Back at the hostel the 3 of us were chilling in the pool, when Nina came up with a cracking joke (anybody non-south african or who hasn't been around South Africans won't get the joke...."What do South Africans and Israelis have in common? Heey,bru!" hahahaha  - NOTE: Several people I have told this to after first writing this thought it was a crap joke. A while later an English dude called Simon came up to us and asked if we'd be interested in going to a football match with him later. We all said yes and organised to meet at 6:30 to get a cab out to the stadium. The match was between Real Cartagena and Barancila Juniors - a derby. After arriving at the stadium, we were approached by a ticket tout selling tickets for 12000 pesos (about 4 pounds) so we accepted, but on the terms that he would walk in with us in case they were fake. He said he had no problem with that and then also took us round to a football shirt vendor where we all picked up some very cheap Cartagena shirts (as we were sitting with their ultra crowd). Going through security to get into the stadium was a bit of a strange experience. Firstly, we were all told to take our belts off because we weren't allowed to take them in as when things get heated they get used as weapons, or to hang the opposition. So, they were going to confiscate them, but our tout offered to keep them for us at a price of 1000 pesos per belt until after the match. We had no choice but knew we would probably never see our belts again.

The match wasn't great quality football, but the atmosphere was electrifying. The usual sort of thing you see on telly at south american matches - flares, things being thrown at the pitch, constant drums and shouting....crazy stuff really. We were all given a role of paper to throw onto the pitch when the teams came on. Juniors scored first and everybody on our side went quiet. Then the Cartagena keeper saved a penalty and everybody went ballistic. I'm talking dudes climbing up onto the fence and the cops beating them down, flares going off, just mayhem. Then Juniors scored another goal, again our crowd died down and remained that away until about 4 minutes before full time when Cartagena we given a penalty and scored. This time the crowd went nuttier than the previous goal. So many people climbed onto the fence that the cops kinda just gave up beating their hands. After the match we rung up the ticket tout and low and behold, he answered the phone and came to meet us to give us back our belts and claim back his 1000 pesos for each one. And in true Colombian style, he wasn't happy with just that and insisted we buy him a few beers. We pretty much told him to piss off and walked away. When we got back to the hostel we went upstairs to the roof terrace for a few drinks and then headed to a few salsa clubs, but I couldn't really get into the party atmosphere so called it a relatively early night.

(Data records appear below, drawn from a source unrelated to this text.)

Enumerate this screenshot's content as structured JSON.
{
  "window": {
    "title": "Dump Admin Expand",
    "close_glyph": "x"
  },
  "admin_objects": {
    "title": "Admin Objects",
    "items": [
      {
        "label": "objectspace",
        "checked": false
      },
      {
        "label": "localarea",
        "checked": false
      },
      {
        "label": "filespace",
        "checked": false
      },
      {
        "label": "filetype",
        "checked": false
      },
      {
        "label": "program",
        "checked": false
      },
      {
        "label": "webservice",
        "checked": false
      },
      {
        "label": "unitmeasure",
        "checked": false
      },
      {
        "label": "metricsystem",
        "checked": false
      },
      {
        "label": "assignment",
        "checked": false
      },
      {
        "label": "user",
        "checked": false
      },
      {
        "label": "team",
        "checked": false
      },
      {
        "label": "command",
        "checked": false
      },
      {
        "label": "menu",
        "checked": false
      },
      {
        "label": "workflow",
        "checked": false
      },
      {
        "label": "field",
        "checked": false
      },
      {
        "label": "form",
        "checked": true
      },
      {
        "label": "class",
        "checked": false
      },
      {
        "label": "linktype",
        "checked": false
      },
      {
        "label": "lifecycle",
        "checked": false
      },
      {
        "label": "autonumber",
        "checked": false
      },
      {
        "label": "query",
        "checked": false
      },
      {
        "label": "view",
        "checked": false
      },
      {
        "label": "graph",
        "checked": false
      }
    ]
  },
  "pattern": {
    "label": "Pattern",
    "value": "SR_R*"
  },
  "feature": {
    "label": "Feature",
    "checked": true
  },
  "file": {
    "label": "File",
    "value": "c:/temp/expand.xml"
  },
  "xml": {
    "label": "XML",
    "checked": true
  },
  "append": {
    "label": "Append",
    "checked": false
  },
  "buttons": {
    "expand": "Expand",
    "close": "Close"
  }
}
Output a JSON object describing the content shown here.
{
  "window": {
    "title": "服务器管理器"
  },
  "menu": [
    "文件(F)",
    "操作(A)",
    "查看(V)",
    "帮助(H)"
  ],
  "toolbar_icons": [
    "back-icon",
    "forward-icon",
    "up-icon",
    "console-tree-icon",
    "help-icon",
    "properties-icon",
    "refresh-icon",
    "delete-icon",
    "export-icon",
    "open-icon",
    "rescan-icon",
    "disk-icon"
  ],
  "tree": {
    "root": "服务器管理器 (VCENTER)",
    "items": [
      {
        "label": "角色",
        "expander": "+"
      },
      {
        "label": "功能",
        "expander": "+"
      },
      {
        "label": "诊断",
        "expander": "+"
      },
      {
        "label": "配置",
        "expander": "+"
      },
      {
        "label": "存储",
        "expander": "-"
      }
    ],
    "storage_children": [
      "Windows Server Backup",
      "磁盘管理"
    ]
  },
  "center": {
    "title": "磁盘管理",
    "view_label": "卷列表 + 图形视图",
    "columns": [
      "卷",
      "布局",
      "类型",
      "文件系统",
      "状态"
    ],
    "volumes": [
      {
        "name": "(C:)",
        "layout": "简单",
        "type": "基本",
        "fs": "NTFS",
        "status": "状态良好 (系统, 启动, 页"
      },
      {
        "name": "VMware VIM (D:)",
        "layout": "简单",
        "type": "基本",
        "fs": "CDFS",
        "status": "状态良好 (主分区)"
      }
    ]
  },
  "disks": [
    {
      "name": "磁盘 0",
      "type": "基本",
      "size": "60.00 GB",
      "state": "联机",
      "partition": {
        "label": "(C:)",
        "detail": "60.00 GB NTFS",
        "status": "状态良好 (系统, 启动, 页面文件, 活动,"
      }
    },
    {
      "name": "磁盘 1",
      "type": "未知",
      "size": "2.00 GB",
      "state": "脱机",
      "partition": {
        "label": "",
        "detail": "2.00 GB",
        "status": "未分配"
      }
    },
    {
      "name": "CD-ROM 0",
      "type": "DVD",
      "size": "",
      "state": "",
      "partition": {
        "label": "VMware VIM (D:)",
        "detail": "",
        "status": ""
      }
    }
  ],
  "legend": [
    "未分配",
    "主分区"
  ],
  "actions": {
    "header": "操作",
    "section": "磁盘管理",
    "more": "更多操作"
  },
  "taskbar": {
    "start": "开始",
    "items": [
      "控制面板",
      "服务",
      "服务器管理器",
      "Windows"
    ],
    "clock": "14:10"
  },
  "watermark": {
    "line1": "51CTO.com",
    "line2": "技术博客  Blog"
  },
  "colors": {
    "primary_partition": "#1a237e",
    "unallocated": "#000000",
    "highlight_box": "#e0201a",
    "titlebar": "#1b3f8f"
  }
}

In the morning, we decided we'd been in Cartagena long enough and booked an afternoon bus to the carribean village of Taganga. Before catching the bus we went up to the Cartagena fort and wondered around in the dark tunnels. Pretty claustrophobic at times, and hot as hell. By the time we got to the top of the fort, the back of my shirt was soaked in sweat (as seen in the photos).

At 4pm we boarded the shuttle bus to Taganga - 4 hours away.